SOUTH POINT — A South Point man is being remembered for his longtime commitment to education and the community.

Donald Allen “Blondie” Sands died at home Thursday at the age of 90.

Sands served for four years on the South Point Board of Education, as well as time on the Ironton Board of Education, the first vocational school board in the county and Ohio University Southern’s advisory board. He also taught business courses at Shawnee State University.

South Point Superintendent Mark Christian said Sands was on the board of education when he was first hired by the district and described him as “a super smart guy who worked over a lot of people in different capacities.”

He said Sands was outgoing and held knowledge on a wide array of subjects.

“Anything you talked about, he knew something about,” Christian said. “He was a nice and interesting guy.”
He said Sands, who helped set up a vocational school in the county, was instrumental in helping many obtain education.

“He was a big champion of people going an learning a trade,” Christian said.

Sands, who was retired as a consultant for Allied Chemical Company was active throughout his community. He was a member of South Point United Methodist Church for more than 50 years, worked with the Lawrence County Special Olympics, and served as an assistant scoutmaster for Boy Scouts Troop 115.

South Point school board member Jack Nuckols knew Sands for more than 30 years and worked with him in the scouts.

“He was an all around good guy, with lots of ideas,” he said. “He was a good community man, with lots of ideas.”
Sands served on the board of education while Nuckols was a teacher at South Point High School.

Nuckols said Sands was committed to schools, including his work in getting grants for OUS and noted that his daughter has continued in education.
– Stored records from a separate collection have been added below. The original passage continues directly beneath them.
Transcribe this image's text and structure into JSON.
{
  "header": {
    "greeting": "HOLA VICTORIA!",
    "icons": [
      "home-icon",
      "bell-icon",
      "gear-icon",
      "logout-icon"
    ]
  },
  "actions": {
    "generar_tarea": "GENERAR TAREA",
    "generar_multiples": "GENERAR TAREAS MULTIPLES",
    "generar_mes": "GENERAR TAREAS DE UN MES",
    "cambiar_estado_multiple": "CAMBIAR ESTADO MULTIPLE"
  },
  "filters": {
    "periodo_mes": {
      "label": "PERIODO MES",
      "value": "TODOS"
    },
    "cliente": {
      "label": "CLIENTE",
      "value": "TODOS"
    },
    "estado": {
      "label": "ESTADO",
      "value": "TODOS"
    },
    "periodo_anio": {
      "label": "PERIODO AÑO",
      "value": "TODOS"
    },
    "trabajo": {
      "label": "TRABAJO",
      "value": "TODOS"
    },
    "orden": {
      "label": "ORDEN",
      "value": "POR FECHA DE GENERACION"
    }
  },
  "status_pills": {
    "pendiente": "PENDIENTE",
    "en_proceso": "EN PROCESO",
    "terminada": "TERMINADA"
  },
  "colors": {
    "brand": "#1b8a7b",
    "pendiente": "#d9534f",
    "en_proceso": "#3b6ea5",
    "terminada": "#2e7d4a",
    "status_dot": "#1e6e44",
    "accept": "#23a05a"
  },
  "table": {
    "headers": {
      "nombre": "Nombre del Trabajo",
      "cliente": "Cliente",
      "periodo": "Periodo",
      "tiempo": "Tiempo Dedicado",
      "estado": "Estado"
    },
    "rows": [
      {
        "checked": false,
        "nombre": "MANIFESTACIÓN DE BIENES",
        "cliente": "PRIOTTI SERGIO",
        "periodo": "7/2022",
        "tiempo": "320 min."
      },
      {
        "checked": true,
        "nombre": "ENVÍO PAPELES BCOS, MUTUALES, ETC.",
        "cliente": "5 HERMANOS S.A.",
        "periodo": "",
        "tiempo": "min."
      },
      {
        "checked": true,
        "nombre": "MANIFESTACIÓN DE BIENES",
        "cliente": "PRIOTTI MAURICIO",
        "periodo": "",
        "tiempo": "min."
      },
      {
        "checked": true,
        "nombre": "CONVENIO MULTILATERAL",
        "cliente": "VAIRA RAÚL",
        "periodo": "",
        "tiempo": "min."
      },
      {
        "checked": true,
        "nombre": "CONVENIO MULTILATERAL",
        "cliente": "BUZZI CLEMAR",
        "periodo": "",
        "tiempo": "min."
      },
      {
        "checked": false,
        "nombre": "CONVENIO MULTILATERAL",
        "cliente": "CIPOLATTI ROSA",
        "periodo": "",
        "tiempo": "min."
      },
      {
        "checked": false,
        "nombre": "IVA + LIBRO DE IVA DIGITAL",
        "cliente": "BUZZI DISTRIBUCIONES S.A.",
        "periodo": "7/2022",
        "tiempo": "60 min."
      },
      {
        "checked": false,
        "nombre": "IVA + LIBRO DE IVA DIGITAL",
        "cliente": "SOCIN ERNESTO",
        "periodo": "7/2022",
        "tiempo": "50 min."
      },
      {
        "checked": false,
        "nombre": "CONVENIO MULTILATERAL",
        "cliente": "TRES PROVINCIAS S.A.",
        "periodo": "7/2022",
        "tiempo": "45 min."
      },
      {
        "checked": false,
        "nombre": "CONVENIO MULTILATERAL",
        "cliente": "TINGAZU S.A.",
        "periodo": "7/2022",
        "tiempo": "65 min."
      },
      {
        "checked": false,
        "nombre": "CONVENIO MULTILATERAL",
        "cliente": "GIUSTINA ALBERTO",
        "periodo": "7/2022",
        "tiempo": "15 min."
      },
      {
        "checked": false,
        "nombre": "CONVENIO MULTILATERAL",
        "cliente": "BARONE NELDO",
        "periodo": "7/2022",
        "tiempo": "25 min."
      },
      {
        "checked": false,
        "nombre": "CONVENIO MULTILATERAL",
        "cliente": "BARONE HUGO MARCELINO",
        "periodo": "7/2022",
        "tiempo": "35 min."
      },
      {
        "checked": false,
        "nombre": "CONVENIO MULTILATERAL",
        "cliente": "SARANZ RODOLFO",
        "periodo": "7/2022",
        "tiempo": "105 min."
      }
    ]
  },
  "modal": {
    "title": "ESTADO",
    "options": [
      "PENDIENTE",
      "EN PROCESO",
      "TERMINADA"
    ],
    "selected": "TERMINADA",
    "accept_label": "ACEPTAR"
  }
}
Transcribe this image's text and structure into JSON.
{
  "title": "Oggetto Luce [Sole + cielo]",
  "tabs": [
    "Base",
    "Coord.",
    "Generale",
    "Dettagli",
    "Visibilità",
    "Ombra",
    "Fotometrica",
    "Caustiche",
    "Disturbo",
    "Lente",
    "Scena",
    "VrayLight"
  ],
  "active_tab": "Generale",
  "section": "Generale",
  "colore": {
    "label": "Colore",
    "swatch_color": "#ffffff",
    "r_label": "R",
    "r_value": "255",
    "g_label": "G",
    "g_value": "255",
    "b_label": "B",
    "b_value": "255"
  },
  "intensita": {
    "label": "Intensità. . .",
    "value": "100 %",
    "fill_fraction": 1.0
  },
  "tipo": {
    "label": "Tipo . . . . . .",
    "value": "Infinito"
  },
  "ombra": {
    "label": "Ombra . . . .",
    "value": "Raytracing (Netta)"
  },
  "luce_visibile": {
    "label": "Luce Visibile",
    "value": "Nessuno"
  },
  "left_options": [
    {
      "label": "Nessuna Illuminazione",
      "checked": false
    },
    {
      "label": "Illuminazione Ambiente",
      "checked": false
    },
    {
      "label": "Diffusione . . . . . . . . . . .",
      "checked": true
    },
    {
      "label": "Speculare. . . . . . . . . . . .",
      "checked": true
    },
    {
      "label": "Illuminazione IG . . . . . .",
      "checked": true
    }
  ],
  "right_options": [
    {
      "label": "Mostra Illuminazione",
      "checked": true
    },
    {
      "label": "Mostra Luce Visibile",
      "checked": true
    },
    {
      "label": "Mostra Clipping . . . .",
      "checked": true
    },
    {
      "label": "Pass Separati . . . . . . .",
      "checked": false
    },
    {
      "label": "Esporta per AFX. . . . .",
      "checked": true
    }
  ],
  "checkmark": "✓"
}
Sands’ community involvement led to his being named Lawrence County’s Citizen of the Year in 1994 by The Tribune.

His grandson, Ethan Fitzpatrick, of South Point, remembered Sands’ for his caring.

“He wanted to help all kids out,” he said. “One of concerns was at Christmas and making sure kids in Ironton got a present,” he said.

Fitzpatrick said his grandfather went out on his own to obtain the gifts and never sought credit or recognition for his efforts.

“He just wanted to do it,” Fitzpatrick said.

He said Sands always enjoyed working with students.

“He loved going to schools, doing things like the science fair and being a judge,” he said.

Sands is survived by two children, six grandchildren and 12 great-grandchildren and his wife, Mary Lou Norris Sands, who was his high school sweetheart. The couple were together for more than 70 years.

“He loved everyone,” Fitzpatrick said. He definitely loved my grandmother. Every night, he would write a letter to her and lay out a flower, so that when she got up and went downstairs, she could read it.”